Sunday, November 16, 2014

Welcome to the Gothic Interfaith Community Center


When coming back to my blog, I didn't really have an idea of what it was going to become, or what I WANTED it to become.  But I'm realizing that this outlet is allowing me to share - in my writing - what I might not be able to convey as eloquently in an everyday conversation.  I'm always the one who wishes in hindsight that I had said things differently or more passionately or with more conviction.

I've heard today that the National Cathedral in Washington, D.C. has created quite a stir in both the conservative and more inclusive sets of Christians. (And I have dear family members who are passionately in both camps.)  The National Cathedral is part of the Episcopal church (of which I was raised) and (in my opinion) has been increasingly involved in more political activism than transforming lives through Christ.

The big controversy that has ensued was a Muslim prayer service that was held this past Friday in the Cathedral.  My initial response was one of little surprise.  

According to the National Cathedral's 36 page Strategic Plan, here is the ONLY PLACE in their Mission Statement that Jesus Christ is mentioned: Washington National Cathedral was established to hold a special role in the nation’s life and continues to answer that call.

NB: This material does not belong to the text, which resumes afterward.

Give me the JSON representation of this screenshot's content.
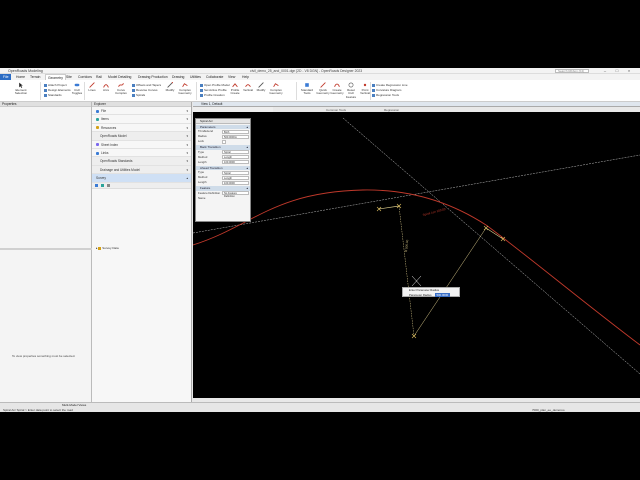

As it does so it commits to the ancient vision, fervently proclaimed by Jesus in the Gospels, of a building open to all who seek a place of prayer and barred to no particular religious tradition or sect.  Call me ignorant, but I can't think of anywhere in the Bible where He invited Roman pantheists to hang out with Him and worship their gods.

It appears that the Cathedral has changed its course and has become more of a "gothic interfaith community center". So the concerns of Franklin Graham are really of no consequence:  "It’s sad to see a church open its doors to the worship of anything other than the One True God of the Bible who sent His Son, the Lord Jesus Christ, to earth to save us from our sins.  Jesus was clear when He said, ‘I am the way the truth and the life. No one comes to the Father except through Me’ (John 14:6).”

I truly don't have a problem with interfaith gatherings. I believe all are created by God. I love learning about other's traditions and how they connect to my own.  And I have friends of many faiths.  When they have sacred holidays, I joyfully wish them a "Happy ....." By the same token, they wish me a Merry Christmas or ask me how my Easter was. There is a mutual respect for each others' faith - whether or not we share it. But it is reported that Muslim prayer carpets were laid out inside the cathedral facing east, towards Mecca, for the prayer service. They were also to the side of the sanctuary (as reported by Voice of America, the Washington Post, and other news outlets) so that worshippers would not see the crosses or Christian icons, because “Muslims are not supposed to pray in view of sacred symbols alien to their faith.”  Why? Why? Why would a church want to host a prayer service where they have to hide the cross?  That would be like me asking my friend if I could celebrate Holy Communion in her temple - but please remove the Torah.

My concern is that political correctness (and please don't confuse that with Christian love and charity) overshadows our call to follow Christ as our Lord and Savior. And to host a Muslim prayer service to Allah in a church of believers (what is Biblically called the bride of Christ), basically tells our Chriatian faith, "Hey, I need a little break from this relationship."

And I'm not willing to be on a "break".

2 comments:

Thanks for your sweet comments... They make my day just that more Golden!